RECORDED INFORMATION below:

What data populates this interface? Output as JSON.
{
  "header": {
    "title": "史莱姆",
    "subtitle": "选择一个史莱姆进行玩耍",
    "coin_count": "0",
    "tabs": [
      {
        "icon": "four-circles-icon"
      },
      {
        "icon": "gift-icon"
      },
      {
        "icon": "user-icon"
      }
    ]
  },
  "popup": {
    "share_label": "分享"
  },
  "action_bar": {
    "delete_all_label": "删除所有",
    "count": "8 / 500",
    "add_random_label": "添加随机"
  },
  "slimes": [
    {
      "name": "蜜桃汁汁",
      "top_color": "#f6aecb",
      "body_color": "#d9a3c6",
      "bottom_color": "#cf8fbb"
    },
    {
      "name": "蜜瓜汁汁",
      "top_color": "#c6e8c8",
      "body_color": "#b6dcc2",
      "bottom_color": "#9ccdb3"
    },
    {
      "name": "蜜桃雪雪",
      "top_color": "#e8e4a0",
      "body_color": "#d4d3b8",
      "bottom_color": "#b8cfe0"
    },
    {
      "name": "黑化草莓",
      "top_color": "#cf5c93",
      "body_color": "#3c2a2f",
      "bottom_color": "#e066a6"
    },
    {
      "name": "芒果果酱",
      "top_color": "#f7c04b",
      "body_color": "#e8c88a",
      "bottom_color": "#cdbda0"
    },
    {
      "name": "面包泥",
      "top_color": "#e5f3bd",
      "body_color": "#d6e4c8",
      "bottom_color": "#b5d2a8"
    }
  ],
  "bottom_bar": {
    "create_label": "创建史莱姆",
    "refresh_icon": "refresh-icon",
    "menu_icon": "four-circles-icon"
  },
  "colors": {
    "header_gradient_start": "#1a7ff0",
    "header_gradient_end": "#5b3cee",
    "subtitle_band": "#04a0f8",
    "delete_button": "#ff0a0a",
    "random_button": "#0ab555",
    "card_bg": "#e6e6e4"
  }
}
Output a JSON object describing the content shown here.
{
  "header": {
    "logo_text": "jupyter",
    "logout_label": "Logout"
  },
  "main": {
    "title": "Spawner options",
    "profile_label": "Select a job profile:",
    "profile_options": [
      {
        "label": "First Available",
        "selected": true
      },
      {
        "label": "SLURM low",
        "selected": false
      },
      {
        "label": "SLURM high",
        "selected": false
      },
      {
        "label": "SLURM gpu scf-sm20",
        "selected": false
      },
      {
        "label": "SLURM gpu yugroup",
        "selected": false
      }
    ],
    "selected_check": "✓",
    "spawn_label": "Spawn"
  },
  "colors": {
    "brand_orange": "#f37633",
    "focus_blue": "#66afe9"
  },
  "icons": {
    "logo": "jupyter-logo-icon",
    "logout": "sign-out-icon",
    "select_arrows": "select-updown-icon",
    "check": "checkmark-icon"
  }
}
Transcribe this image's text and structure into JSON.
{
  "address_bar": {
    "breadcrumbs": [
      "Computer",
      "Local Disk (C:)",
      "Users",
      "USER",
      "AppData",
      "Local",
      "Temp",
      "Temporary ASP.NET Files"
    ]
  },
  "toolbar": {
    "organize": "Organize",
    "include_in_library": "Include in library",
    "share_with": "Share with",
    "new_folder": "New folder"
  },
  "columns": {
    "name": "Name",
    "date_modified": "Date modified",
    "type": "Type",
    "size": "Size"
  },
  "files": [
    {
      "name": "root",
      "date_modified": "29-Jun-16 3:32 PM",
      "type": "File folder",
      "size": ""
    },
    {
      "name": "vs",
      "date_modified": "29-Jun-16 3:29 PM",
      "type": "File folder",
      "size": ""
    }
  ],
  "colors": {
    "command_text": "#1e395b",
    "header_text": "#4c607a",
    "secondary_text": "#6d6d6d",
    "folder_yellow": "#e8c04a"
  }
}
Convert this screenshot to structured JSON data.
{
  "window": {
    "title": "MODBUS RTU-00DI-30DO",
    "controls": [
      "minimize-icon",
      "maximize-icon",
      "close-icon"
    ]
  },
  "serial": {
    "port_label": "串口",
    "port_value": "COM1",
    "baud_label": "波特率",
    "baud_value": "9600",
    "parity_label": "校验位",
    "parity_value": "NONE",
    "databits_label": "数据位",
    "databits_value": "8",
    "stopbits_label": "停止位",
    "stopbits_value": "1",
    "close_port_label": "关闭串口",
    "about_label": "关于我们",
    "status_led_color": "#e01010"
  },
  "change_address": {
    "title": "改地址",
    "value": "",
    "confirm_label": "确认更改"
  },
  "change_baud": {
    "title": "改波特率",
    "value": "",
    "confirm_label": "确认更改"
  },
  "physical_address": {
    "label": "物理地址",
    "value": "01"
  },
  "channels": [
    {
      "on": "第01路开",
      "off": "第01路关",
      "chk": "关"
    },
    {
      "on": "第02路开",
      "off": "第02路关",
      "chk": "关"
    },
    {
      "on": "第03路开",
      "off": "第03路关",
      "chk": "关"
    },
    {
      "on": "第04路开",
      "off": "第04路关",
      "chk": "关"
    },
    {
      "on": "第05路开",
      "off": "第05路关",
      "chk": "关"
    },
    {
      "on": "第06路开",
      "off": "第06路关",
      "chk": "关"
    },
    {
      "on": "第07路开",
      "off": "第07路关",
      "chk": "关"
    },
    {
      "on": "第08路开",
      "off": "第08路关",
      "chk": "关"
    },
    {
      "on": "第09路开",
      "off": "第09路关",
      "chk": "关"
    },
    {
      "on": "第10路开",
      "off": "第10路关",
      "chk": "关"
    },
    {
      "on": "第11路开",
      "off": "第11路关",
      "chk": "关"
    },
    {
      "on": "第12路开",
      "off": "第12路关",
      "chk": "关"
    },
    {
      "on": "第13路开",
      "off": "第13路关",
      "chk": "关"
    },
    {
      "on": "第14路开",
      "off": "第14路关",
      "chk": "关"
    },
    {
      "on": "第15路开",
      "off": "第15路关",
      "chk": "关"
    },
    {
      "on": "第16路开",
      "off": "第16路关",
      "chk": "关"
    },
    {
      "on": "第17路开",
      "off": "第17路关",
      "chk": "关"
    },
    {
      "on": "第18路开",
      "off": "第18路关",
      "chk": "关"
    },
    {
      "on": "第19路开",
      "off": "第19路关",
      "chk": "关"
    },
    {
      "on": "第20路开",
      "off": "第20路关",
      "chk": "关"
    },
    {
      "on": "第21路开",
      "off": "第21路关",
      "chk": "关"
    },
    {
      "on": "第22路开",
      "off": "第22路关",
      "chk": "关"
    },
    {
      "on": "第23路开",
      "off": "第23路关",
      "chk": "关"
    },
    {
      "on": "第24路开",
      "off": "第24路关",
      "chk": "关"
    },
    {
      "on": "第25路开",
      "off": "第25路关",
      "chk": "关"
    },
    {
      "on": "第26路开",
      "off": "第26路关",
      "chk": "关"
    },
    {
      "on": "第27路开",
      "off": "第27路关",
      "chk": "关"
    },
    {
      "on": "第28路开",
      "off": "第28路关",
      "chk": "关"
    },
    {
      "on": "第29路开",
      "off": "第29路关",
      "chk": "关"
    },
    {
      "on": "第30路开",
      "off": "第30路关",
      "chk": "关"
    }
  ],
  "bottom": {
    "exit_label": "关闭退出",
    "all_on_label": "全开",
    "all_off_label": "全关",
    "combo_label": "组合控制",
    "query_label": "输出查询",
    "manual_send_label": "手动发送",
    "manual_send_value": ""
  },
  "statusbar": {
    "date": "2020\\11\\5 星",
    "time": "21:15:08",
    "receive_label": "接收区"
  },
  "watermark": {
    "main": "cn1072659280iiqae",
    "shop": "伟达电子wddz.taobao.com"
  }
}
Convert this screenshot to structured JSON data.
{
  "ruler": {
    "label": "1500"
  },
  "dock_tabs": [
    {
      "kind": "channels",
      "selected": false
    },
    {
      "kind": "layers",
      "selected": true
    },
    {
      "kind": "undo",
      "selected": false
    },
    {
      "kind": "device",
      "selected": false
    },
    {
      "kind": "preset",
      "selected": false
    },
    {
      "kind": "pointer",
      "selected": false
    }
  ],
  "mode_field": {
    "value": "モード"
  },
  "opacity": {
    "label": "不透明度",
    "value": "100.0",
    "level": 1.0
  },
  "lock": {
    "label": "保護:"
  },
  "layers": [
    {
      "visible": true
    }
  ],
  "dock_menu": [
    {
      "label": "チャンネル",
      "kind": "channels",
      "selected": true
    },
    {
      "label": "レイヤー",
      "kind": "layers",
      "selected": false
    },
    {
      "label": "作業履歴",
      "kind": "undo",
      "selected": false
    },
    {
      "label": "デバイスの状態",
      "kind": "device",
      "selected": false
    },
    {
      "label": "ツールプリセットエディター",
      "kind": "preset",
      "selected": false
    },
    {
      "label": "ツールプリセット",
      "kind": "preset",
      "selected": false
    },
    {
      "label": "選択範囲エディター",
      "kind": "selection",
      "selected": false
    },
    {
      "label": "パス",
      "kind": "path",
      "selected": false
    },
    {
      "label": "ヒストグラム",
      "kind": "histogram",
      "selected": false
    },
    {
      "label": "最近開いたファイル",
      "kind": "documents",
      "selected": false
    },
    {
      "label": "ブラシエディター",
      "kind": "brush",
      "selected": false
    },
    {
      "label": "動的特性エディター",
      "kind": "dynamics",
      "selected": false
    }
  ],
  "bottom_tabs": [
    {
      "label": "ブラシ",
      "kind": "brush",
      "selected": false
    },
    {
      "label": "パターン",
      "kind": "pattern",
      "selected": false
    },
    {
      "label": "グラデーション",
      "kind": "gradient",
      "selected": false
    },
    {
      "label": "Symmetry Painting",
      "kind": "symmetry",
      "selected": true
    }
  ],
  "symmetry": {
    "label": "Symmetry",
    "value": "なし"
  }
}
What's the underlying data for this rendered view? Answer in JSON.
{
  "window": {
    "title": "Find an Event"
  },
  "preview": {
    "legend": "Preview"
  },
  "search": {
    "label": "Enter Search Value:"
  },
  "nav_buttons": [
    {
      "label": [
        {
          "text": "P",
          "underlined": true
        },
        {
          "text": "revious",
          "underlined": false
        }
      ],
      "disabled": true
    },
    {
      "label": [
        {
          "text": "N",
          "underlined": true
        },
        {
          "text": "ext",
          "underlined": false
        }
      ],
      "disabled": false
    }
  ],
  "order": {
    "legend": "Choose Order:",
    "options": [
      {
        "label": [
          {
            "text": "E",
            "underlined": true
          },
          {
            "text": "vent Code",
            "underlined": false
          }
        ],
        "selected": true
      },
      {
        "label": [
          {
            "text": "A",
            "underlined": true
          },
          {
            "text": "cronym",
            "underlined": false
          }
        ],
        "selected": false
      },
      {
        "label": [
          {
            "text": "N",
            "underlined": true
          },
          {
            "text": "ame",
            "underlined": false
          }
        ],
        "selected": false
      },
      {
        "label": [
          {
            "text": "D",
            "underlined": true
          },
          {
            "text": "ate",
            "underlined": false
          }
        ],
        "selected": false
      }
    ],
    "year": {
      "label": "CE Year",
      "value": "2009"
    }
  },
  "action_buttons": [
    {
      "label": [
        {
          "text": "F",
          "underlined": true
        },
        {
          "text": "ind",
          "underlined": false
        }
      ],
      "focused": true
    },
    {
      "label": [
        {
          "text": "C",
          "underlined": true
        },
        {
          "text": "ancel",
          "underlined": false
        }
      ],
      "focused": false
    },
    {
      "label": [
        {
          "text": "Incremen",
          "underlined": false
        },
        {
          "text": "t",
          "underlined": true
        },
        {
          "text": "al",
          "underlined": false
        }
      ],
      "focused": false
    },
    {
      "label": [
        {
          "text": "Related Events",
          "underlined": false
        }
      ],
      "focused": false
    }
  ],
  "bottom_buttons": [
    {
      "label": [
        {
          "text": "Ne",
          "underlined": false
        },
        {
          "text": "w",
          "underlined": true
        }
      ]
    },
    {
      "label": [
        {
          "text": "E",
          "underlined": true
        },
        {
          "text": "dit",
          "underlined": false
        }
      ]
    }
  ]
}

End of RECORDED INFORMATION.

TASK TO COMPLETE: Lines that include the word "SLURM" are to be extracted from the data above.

SOLUTION FOR THIS PROBLEM:
        "label": "SLURM low",
        "label": "SLURM high",
        "label": "SLURM gpu scf-sm20",
        "label": "SLURM gpu yugroup",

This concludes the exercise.